These are some of the dos and don'ts for the Chinese Lunar New Year, or Spring Festival, the most important Chinese holiday that falls on Feb. 3 this year.
While the older generation of Chinese have strictly kept to these customs for decades, the young are also increasingly observant of the dos and don'ts amid a revival of traditional culture.
All in all, people hope the new year will bring them good luck, which is exactly what all these rules imply.
WHY FIREWORK, LANTERNS AND COUPLETS?
Most people stay up late on the eve of the Chinese New Year, watching TV, enjoying snacks and chatting with their family. Even if they don't, they are woken up by the loud bangs of firework at midnight -- if the sporadic firework sessions before 12 a.m. are not loud enough to stir the sound sleepers.

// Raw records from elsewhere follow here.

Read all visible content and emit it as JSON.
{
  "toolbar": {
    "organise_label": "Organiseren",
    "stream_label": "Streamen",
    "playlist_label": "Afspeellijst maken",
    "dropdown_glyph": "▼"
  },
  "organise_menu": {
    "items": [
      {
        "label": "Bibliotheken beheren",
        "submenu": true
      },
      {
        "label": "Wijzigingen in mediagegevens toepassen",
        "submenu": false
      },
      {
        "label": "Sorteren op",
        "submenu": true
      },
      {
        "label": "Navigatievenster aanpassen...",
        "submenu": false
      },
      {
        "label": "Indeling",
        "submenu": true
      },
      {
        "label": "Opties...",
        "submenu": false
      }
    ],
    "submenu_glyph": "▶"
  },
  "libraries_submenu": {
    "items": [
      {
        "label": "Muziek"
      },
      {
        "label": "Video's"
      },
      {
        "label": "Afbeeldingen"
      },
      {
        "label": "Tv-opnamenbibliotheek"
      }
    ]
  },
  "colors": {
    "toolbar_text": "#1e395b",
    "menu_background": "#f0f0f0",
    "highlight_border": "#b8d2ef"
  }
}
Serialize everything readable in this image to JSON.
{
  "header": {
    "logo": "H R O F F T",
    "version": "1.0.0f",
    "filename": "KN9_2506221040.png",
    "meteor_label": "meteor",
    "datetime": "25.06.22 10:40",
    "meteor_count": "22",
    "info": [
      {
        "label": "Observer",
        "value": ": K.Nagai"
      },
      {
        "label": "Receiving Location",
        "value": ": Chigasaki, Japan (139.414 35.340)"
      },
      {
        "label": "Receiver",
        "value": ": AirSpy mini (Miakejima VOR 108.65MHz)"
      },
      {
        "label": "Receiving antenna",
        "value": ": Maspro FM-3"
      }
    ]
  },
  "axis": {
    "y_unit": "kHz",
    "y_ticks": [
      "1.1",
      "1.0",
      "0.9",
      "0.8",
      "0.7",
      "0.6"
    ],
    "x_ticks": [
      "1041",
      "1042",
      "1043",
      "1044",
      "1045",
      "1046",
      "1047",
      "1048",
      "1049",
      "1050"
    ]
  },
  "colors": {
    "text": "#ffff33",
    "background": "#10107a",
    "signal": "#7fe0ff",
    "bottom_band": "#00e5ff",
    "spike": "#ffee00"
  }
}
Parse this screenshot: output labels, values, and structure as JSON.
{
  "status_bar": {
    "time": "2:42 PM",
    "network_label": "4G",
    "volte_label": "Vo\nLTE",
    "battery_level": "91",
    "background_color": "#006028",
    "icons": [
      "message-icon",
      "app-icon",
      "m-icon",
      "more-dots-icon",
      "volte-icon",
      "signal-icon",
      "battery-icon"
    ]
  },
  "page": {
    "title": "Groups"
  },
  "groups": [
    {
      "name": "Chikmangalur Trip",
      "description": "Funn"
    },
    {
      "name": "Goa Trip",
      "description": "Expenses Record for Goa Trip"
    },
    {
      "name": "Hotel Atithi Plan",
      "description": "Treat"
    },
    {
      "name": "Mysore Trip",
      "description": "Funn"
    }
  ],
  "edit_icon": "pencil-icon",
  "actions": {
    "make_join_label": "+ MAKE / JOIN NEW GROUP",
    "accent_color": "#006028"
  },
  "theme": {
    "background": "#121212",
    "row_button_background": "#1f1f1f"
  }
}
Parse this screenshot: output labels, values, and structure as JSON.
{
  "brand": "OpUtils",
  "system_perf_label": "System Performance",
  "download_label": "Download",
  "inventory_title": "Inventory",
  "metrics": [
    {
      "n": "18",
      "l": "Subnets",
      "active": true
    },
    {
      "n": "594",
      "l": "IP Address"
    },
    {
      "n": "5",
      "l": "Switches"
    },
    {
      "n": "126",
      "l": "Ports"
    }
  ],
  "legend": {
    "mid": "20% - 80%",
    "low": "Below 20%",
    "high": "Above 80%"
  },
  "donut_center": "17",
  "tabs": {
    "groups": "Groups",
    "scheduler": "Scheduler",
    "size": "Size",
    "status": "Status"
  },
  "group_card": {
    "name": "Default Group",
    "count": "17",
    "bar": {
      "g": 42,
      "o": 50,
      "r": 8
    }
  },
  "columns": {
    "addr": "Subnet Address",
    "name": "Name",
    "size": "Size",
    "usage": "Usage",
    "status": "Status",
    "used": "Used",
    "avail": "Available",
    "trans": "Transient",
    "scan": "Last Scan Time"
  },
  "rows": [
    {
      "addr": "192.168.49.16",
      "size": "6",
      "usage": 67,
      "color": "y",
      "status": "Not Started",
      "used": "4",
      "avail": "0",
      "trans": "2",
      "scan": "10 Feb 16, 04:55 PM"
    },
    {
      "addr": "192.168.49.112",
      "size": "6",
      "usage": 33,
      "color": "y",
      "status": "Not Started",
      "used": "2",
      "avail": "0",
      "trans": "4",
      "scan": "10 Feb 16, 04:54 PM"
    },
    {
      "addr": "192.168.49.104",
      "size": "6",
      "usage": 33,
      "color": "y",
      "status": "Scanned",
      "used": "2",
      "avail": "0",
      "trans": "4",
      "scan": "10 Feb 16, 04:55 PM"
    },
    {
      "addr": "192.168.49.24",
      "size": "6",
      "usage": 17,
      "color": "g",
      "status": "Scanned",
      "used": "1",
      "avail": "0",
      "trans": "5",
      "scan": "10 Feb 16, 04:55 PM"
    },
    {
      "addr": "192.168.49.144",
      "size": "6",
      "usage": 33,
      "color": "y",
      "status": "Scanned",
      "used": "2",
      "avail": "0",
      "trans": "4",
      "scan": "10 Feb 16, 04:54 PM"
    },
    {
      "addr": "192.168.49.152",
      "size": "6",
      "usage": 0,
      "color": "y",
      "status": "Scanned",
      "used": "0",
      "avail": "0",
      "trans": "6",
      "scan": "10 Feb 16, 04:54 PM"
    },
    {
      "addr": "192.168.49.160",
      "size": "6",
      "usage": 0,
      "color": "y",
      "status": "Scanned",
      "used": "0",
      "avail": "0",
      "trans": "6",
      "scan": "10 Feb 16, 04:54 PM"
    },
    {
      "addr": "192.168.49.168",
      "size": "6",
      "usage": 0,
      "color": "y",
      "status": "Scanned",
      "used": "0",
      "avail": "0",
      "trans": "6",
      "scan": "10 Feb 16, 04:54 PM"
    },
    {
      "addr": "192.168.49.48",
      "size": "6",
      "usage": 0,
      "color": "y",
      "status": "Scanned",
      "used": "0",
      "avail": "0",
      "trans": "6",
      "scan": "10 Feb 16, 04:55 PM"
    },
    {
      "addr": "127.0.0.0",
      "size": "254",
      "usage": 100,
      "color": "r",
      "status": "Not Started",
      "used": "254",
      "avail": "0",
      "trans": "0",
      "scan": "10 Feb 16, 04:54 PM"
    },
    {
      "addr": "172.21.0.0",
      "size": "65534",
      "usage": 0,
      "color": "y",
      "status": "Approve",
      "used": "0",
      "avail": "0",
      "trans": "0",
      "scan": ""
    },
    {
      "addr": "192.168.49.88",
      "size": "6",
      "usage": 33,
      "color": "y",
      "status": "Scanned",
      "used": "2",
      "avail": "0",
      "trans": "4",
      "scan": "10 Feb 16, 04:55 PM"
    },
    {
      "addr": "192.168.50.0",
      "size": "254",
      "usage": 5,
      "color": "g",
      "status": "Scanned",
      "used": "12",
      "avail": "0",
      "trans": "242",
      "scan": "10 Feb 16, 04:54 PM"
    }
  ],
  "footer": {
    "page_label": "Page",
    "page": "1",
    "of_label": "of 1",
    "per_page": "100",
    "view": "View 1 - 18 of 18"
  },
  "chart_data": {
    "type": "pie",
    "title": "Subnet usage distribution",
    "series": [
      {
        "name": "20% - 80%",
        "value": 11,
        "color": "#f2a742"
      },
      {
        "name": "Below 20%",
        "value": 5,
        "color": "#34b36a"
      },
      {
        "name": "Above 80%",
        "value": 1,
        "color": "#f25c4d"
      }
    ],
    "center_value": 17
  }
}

As a legend goes, Chinese ancestors were haunted by a monster named "nian" (meaning year) that left its mountain dwelling for human communities amid food shortages in winter to prey on men and cattle.
In the long run, people found out the monster was afraid of flames, bangs and red color. So they worked out firecrackers and lanterns to scare it away.
No one in China still believes such a monster actually existed, but the legend and customs have survived.
Today, Chinese families still hang up red lanterns and put up red couplets with rhymed phrases at their door, light fireworks and stay up late to watch the old year out.
NEW YEAR'S FOOD
In northern China, dumpling is an indispensable dish on the New Year dinner table.
Experts say the snack was already popular in the Three Kingdoms period (220 - 280). Many Chinese believe that to eat dumplings at the turn of the year will bring good luck, because the food resembles "yuan bao", a boat-shaped gold ingot that served for many years in history as China's currency.
Vegetables, meat, fish and shrimps can all make dumpling fillings. But some families put something special -- from nuts and dates to coins -- in just one of the dumplings. He who happens to eat this special dumpling is considered the luckiest person in the new year.
In southern China, where people prefer rice to wheat, families eat glutinous rice cakes instead of dumplings for the new year. These cakes, whose Chinese name "nian gao" (higher year-on-year), are also symbols of a prosperous new year.
Leek, whose Chinese name sounds like "a permanent vegetable", and fish, which sounds like "surplus" or "abundance", are also among the most common dishes on the new year dinner table.